------ Given records ------

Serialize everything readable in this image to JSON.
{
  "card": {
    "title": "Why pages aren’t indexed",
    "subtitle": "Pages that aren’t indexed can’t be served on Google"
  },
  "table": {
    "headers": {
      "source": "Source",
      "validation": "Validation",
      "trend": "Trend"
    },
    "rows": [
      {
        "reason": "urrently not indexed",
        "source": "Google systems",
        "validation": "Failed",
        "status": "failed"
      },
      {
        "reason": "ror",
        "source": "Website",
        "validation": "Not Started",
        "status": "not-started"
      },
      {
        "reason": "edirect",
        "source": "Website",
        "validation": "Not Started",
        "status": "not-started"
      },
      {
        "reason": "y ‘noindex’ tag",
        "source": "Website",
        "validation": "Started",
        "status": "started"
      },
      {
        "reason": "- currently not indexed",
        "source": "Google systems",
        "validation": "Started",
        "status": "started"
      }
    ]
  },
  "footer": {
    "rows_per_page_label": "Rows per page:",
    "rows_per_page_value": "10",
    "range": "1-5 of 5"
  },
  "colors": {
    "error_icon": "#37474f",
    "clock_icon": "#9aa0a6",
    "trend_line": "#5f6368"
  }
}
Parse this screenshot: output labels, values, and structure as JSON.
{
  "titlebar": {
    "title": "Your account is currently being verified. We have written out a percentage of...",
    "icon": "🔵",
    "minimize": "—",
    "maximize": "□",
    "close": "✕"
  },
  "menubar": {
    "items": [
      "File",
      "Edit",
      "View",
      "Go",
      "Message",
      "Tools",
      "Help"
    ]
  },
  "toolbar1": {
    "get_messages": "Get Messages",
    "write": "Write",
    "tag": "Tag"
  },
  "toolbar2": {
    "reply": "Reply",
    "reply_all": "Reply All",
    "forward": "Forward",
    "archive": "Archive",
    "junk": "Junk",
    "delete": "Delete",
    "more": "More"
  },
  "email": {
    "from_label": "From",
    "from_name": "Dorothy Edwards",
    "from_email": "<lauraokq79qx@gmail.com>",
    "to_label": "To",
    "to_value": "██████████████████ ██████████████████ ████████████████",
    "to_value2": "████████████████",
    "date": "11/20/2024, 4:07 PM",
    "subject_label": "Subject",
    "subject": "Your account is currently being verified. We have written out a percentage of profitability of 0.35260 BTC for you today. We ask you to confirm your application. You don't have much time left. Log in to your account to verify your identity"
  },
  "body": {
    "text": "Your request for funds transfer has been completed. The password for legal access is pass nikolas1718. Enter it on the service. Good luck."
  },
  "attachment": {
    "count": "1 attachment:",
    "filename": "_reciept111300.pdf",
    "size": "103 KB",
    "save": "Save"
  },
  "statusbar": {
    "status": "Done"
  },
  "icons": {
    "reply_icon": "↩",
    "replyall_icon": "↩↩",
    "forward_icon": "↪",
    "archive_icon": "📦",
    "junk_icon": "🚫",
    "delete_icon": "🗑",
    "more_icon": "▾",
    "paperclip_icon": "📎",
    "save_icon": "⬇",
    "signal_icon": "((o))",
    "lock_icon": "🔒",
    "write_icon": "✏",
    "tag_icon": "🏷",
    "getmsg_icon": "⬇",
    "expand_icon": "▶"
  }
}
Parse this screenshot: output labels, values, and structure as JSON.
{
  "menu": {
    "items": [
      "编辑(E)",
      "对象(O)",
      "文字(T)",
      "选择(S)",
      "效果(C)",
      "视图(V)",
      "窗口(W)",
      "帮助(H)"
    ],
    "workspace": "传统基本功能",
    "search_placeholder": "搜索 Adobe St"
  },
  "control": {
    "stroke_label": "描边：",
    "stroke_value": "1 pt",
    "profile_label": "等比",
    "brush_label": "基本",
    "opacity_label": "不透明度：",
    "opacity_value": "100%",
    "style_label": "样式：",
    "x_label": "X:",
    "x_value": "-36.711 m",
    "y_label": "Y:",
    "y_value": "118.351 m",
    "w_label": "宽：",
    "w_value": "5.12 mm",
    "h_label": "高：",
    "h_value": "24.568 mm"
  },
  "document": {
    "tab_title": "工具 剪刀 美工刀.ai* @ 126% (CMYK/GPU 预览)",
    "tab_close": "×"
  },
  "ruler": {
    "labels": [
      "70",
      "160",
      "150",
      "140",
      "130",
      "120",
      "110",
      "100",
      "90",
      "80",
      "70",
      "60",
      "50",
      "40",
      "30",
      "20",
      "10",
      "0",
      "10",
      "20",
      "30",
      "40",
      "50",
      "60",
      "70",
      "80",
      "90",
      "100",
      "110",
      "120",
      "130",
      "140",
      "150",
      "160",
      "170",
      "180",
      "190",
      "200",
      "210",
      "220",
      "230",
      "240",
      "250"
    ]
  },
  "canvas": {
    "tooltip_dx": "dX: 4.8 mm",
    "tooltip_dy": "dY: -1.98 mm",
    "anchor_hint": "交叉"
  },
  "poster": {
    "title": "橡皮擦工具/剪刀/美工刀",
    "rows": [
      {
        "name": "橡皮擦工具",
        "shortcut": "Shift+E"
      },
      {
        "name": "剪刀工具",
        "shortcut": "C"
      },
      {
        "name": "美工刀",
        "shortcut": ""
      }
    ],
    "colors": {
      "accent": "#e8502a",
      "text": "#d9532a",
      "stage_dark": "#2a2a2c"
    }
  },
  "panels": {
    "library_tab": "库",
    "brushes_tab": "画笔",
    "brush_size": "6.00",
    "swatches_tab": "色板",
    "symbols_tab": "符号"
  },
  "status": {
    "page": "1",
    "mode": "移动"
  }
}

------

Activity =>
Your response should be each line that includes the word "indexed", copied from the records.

Exercise output =>
    "title": "Why pages aren’t indexed",
    "subtitle": "Pages that aren’t indexed can’t be served on Google"
        "reason": "urrently not indexed",
        "reason": "- currently not indexed",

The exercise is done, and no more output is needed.